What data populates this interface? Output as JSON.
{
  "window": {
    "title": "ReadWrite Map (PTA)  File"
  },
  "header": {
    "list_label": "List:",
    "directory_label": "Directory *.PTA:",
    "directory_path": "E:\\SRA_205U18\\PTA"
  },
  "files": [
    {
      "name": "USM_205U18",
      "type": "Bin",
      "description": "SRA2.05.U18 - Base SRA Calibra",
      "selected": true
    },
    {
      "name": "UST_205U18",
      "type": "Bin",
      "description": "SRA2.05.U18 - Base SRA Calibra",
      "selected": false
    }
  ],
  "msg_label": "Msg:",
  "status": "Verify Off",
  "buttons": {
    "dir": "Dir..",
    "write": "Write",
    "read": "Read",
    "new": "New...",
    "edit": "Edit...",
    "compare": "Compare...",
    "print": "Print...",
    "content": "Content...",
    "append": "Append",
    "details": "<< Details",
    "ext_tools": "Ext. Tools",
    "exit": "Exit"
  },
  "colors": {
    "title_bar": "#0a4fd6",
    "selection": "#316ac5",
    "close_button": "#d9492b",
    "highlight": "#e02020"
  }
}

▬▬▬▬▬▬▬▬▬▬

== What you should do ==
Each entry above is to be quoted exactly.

== Output for this exercise ==
What data populates this interface? Output as JSON.
{
  "window": {
    "title": "ReadWrite Map (PTA)  File"
  },
  "header": {
    "list_label": "List:",
    "directory_label": "Directory *.PTA:",
    "directory_path": "E:\\SRA_205U18\\PTA"
  },
  "files": [
    {
      "name": "USM_205U18",
      "type": "Bin",
      "description": "SRA2.05.U18 - Base SRA Calibra",
      "selected": true
    },
    {
      "name": "UST_205U18",
      "type": "Bin",
      "description": "SRA2.05.U18 - Base SRA Calibra",
      "selected": false
    }
  ],
  "msg_label": "Msg:",
  "status": "Verify Off",
  "buttons": {
    "dir": "Dir..",
    "write": "Write",
    "read": "Read",
    "new": "New...",
    "edit": "Edit...",
    "compare": "Compare...",
    "print": "Print...",
    "content": "Content...",
    "append": "Append",
    "details": "<< Details",
    "ext_tools": "Ext. Tools",
    "exit": "Exit"
  },
  "colors": {
    "title_bar": "#0a4fd6",
    "selection": "#316ac5",
    "close_button": "#d9492b",
    "highlight": "#e02020"
  }
}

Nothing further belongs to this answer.